-------- Dataset records --------

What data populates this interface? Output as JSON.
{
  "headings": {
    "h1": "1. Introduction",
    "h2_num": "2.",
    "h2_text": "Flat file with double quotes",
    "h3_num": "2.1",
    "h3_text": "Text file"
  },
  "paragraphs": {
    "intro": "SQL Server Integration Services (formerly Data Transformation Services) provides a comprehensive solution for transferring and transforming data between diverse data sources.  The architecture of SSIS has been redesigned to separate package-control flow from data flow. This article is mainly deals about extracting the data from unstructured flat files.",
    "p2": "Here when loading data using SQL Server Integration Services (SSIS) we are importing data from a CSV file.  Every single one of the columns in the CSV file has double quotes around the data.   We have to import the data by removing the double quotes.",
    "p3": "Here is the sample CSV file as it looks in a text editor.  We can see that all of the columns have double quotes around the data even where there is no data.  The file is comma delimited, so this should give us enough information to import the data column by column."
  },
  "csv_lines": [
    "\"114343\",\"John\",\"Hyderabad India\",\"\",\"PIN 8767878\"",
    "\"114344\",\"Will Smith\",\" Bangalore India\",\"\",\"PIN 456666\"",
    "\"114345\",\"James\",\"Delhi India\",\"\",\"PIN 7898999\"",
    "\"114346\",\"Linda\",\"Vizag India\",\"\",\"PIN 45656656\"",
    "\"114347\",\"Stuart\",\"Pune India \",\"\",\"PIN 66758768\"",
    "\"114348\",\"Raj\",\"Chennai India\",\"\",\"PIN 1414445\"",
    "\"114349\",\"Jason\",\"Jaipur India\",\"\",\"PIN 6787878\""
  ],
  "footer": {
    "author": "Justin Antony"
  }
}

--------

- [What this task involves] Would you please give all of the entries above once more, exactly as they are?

- [Completed exercise]
What data populates this interface? Output as JSON.
{
  "headings": {
    "h1": "1. Introduction",
    "h2_num": "2.",
    "h2_text": "Flat file with double quotes",
    "h3_num": "2.1",
    "h3_text": "Text file"
  },
  "paragraphs": {
    "intro": "SQL Server Integration Services (formerly Data Transformation Services) provides a comprehensive solution for transferring and transforming data between diverse data sources.  The architecture of SSIS has been redesigned to separate package-control flow from data flow. This article is mainly deals about extracting the data from unstructured flat files.",
    "p2": "Here when loading data using SQL Server Integration Services (SSIS) we are importing data from a CSV file.  Every single one of the columns in the CSV file has double quotes around the data.   We have to import the data by removing the double quotes.",
    "p3": "Here is the sample CSV file as it looks in a text editor.  We can see that all of the columns have double quotes around the data even where there is no data.  The file is comma delimited, so this should give us enough information to import the data column by column."
  },
  "csv_lines": [
    "\"114343\",\"John\",\"Hyderabad India\",\"\",\"PIN 8767878\"",
    "\"114344\",\"Will Smith\",\" Bangalore India\",\"\",\"PIN 456666\"",
    "\"114345\",\"James\",\"Delhi India\",\"\",\"PIN 7898999\"",
    "\"114346\",\"Linda\",\"Vizag India\",\"\",\"PIN 45656656\"",
    "\"114347\",\"Stuart\",\"Pune India \",\"\",\"PIN 66758768\"",
    "\"114348\",\"Raj\",\"Chennai India\",\"\",\"PIN 1414445\"",
    "\"114349\",\"Jason\",\"Jaipur India\",\"\",\"PIN 6787878\""
  ],
  "footer": {
    "author": "Justin Antony"
  }
}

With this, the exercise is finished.